LIZARD MUSIC broadcasting from east Portland
1:00-3:00 a.m. on Wednesdays
life is wonderful
ALL I wanted my dad to do was sign the Reba McIntyre CD so I could send it in and get… um, I don’t remember now. But he wouldn’t, suddenly he was saying it was like prostitution and pot-smoking. “It is NOT,” I said, thinking, how are those two things even alike except that they are illegal, which Reba’s disc deal clearly is not, and the only reason you’re conflating them is you’re a RULES-FOLLOWER. DAD.
And then the cat was licking my armpit so we got up to start another long day of thwarting and oppressing her.
I’m rereading The Golden Compass, and relishing the feeling of going slowly, and thinking and looking back at who said what in previous scenes, now that I don’t have to vicariously solve the plot right now by reading. I’m especially taken with the witches so far this time around, particularly in contrast to the daemons. I don’t remember it bothering me before, but the way the unsettled daemons have no conservation of mass (Pantalaimon is sometimes a moth, sometimes a porpoise) tips them too far away from actual animals for me. Then I start thinking about how they don’t interact like animals, and certainly don’t have social groups. Is an animal without its family group or ecosystem really truly that animal? Not quite, for me. It’s all a bit decorative.
The witches, however, are presented as not all one group, and they seem less of a foil to humans than the bears do. I sense complexity in the way they conduct their lives and politics in the natural world. Perhaps it’s this underlying connection that allows them to send their daemons farther away? I haven’t been in the north very long, so there is lots more to reread about them.
omg you guys, there’s a new documentary about Andre Gregory and it’s playing at the art museum on Friday night!
#omgyouguys! In today’s surf I found What Kind of Tree Is That (mis)attributed to Nabokov! Here it is via Robert Day in the September 5, 1993, Washington Post (Mr. Day notes that it’s probably apocryphal):
Nabokov.

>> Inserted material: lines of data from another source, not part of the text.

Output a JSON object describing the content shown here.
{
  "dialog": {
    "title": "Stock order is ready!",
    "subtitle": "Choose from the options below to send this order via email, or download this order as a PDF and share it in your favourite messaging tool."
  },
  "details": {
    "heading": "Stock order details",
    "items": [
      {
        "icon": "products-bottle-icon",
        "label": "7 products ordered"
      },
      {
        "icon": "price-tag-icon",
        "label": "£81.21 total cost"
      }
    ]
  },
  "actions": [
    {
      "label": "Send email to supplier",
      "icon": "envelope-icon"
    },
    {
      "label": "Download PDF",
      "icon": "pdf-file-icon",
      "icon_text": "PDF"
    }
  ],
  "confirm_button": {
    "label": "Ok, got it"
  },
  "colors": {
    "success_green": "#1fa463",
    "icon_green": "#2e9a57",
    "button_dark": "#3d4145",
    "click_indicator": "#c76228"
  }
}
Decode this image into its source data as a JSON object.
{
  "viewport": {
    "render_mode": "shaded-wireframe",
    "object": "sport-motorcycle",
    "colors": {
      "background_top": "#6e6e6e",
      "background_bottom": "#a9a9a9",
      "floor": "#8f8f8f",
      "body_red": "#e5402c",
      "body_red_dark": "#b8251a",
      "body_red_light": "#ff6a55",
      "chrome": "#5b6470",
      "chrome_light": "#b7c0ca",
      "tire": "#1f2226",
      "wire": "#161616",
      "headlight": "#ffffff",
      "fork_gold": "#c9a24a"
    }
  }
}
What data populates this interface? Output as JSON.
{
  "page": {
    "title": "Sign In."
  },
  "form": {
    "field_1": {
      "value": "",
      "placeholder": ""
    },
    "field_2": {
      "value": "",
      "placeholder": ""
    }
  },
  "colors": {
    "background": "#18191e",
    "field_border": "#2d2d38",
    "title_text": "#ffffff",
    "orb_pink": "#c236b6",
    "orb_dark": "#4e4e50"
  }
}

Vladimir. American novelist and literature professor who once had something like the following conversation with a student at Cornell University:
‘Mr. Nabokov, I want to be a writer.’ Nabokov looks up from his reading he points to a tree outside his office window.
‘What kind of tree is that?’ he asks the student.
‘What is the name of that tree?’ asks Nabokov. ‘The one outside my window.’
‘I don’t know,’says the student.
‘You’ll never be a writer.’ says Nabokov.
It’s like my literary dead boyfriend sent me a love note.
I’m also reading Cleaning Nabokov’s House, by Leslie Daniels. It has that extravagant, “throw it all in yes the kitchen sink too!” energy that I associate with some first novels (Virginia Lanier’s first bloodhound mystery Death in Bloodhound Red is a great example). And at least in stretches it’s stuffed with wit and wry insights at such a pace I have trouble taking them all in.
It’s a new release, but I ran across it by chance, so there’s that little thrill of added value too. Well, “by chance” with respect to Nabokov. I had been thinking about Diana Wynne Jones and how much I like to read about housecleaning, so I did a keyword search. I’d already read Esmerelda Santiago’s America’s Dream and the Blanche White mystery series by Barbara Neely; I put another mystery, Maid for Murder by Barbara Colley, on my library list.
Apparently Leslie Daniels really does live in a house the Nabokovs rented. I expect he’s her literary dead boyfriend too.